Website and app data records
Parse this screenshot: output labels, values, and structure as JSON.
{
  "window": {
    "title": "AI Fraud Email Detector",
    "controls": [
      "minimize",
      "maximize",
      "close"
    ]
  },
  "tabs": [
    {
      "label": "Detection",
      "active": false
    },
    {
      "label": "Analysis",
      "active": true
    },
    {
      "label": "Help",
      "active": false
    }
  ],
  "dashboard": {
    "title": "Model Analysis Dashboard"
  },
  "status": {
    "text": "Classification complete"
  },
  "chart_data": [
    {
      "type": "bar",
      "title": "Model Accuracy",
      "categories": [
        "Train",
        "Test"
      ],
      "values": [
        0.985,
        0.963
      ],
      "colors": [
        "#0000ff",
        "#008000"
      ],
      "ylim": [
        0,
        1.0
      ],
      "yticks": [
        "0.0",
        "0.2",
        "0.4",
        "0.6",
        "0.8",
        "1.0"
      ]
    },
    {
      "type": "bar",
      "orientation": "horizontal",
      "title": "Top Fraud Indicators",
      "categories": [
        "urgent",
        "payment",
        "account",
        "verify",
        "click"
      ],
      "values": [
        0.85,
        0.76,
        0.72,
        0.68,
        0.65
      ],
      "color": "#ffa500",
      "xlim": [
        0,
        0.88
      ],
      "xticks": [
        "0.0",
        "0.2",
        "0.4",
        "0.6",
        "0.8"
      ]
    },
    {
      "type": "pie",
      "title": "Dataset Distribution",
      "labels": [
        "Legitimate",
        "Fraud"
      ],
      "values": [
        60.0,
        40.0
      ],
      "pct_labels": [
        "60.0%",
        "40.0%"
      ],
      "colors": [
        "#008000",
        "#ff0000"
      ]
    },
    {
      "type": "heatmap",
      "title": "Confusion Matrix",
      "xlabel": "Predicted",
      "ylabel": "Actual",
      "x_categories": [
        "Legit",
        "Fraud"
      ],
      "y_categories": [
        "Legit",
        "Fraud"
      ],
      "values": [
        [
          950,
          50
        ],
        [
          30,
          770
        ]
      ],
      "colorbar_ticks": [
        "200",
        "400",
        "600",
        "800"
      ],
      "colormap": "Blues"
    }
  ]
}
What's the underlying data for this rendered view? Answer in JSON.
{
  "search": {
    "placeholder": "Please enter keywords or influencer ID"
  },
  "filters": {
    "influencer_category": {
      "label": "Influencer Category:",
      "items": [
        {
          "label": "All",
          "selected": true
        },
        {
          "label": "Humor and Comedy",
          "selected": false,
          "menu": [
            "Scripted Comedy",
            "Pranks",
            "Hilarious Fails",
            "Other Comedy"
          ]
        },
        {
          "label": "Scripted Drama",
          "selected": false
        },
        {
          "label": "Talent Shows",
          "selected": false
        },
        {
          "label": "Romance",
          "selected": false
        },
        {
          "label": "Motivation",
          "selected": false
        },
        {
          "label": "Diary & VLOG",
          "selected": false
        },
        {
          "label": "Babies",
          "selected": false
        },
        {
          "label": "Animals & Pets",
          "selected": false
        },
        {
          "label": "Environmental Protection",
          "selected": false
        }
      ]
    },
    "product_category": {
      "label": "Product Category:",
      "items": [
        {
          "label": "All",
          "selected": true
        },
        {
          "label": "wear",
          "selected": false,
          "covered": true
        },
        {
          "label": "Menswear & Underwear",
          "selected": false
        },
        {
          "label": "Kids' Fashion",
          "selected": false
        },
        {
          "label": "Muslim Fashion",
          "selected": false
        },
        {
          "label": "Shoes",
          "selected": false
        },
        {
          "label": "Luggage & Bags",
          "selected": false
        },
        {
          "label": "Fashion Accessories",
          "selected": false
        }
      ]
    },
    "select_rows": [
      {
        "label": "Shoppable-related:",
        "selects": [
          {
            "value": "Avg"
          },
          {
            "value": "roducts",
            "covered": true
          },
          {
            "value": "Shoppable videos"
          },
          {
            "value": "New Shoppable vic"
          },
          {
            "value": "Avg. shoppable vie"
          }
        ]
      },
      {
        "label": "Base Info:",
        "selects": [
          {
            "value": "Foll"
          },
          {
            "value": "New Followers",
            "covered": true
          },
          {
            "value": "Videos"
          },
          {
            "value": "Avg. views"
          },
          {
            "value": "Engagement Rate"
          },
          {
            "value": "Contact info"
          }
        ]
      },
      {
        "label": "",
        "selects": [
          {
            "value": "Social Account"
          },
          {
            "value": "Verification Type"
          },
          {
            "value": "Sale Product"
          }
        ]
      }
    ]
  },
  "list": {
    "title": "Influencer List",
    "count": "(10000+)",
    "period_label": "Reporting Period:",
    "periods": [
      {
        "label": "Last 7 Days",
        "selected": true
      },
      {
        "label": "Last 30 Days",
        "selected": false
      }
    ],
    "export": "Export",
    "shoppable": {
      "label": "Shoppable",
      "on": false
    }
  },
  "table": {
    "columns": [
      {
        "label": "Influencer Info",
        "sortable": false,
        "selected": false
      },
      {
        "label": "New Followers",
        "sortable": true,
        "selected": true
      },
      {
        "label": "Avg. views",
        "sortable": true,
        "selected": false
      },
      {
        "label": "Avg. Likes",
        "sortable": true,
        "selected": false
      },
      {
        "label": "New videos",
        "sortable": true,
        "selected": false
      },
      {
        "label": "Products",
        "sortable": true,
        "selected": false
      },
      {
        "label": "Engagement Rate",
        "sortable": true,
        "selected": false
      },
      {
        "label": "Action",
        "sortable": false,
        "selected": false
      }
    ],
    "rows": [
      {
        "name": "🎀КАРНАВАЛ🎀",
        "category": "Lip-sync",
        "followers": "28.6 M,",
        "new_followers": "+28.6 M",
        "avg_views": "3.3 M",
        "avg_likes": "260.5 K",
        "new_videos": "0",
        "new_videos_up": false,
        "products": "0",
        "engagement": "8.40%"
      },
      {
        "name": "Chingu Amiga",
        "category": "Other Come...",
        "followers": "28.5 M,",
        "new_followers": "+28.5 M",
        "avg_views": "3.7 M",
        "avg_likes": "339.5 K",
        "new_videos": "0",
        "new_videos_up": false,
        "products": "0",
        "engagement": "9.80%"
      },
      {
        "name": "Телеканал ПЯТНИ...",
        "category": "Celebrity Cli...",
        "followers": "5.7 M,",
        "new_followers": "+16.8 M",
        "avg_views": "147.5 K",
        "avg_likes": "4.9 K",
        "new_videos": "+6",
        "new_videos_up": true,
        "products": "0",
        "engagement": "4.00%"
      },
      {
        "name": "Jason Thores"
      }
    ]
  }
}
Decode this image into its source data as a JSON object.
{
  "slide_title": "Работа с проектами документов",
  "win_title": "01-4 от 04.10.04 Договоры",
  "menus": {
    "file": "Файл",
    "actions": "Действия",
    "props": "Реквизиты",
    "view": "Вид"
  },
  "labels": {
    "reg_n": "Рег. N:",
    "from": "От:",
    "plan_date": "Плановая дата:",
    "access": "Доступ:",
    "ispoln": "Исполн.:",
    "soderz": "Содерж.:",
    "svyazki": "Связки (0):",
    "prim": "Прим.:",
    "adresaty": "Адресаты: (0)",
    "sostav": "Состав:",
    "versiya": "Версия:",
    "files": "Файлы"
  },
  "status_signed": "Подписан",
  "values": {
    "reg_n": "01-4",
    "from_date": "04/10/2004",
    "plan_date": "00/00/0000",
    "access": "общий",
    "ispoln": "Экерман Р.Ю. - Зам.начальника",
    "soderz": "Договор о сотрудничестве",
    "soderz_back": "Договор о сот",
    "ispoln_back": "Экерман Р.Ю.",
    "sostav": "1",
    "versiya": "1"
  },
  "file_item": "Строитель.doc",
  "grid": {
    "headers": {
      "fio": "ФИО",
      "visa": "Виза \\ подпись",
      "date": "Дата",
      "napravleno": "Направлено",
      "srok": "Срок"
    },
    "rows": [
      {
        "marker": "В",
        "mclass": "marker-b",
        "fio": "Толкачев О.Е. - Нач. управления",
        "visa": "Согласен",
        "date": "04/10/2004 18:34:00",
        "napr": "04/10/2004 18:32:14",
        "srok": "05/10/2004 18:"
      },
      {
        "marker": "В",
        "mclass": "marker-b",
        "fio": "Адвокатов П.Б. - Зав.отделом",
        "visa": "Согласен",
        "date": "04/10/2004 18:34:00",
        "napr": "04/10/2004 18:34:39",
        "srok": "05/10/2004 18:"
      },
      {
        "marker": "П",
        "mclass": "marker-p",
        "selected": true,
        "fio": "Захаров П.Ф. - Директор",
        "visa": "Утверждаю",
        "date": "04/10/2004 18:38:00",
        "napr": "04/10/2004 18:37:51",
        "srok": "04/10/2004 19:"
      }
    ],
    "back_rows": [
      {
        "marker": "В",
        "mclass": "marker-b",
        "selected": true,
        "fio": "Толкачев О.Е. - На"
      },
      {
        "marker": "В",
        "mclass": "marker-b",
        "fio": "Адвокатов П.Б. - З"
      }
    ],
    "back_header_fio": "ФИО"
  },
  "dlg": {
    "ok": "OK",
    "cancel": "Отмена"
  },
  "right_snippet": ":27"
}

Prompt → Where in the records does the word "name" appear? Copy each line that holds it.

Expected answer →
        "name": "🎀КАРНАВАЛ🎀",
        "name": "Chingu Amiga",
        "name": "Телеканал ПЯТНИ...",
        "name": "Jason Thores"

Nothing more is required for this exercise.